_ABOUT THIS TASK_
Extract, from the records beneath this instruction, each line that contains the word "status".

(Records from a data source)
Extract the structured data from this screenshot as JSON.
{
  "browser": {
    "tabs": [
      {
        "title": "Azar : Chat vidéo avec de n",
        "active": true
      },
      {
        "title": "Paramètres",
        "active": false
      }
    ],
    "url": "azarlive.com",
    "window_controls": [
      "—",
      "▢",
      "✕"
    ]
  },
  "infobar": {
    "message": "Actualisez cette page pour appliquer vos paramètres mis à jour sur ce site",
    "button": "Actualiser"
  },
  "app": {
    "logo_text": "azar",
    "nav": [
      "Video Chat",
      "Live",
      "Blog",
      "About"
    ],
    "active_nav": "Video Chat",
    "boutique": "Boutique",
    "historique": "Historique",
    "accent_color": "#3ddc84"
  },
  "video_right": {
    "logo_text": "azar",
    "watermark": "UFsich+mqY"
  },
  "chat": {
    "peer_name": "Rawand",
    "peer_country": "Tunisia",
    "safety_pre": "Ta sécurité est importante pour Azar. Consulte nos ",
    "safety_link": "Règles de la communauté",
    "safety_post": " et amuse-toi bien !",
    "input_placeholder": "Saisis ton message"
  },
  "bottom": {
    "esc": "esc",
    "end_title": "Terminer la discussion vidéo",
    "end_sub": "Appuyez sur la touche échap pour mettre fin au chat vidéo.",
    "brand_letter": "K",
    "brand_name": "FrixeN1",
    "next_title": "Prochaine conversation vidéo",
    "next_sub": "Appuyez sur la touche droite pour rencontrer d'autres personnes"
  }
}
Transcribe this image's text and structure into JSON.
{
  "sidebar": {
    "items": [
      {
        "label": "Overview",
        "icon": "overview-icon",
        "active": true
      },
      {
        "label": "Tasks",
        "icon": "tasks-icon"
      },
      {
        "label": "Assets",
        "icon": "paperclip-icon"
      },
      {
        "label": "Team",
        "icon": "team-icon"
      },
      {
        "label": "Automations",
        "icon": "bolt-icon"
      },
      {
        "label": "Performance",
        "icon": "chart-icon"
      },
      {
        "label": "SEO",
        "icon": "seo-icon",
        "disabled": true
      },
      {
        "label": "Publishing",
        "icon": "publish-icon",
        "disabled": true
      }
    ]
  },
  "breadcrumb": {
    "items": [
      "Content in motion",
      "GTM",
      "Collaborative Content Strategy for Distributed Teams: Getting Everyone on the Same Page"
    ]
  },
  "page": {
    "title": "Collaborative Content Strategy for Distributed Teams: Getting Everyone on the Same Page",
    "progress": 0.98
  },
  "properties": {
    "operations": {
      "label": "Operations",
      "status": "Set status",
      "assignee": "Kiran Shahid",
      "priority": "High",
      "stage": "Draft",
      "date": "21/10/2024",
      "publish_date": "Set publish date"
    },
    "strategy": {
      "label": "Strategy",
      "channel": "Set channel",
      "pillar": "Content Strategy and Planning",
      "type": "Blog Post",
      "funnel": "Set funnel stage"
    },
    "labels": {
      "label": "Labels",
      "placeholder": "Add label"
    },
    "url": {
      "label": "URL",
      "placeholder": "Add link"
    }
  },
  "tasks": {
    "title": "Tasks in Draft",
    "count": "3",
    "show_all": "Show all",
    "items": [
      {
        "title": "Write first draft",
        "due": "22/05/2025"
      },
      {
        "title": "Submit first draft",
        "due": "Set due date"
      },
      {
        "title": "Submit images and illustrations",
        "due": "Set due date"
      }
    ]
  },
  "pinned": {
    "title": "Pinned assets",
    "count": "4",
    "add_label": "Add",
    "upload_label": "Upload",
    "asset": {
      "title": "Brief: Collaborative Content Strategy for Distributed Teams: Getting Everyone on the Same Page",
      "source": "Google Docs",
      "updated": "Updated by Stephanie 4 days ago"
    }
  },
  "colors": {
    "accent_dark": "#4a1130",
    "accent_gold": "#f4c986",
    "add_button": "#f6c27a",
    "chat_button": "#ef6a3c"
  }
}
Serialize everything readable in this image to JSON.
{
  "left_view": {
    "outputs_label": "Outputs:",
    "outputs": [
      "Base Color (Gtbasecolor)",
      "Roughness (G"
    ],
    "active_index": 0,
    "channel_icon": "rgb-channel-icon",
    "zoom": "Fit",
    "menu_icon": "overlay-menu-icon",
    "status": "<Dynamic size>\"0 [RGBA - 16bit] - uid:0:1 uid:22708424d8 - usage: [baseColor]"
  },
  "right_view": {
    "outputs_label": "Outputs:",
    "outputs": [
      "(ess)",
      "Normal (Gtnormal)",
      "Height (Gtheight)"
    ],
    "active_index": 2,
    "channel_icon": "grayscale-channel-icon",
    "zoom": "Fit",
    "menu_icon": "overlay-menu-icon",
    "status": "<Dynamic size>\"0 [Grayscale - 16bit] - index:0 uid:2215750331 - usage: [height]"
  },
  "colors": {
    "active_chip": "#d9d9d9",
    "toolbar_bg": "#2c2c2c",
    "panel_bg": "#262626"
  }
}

_EXPECTED ANSWER_
      "status": "Set status",
    "status": "<Dynamic size>\"0 [RGBA - 16bit] - uid:0:1 uid:22708424d8 - usage: [baseColor]"
    "status": "<Dynamic size>\"0 [Grayscale - 16bit] - index:0 uid:2215750331 - usage: [height]"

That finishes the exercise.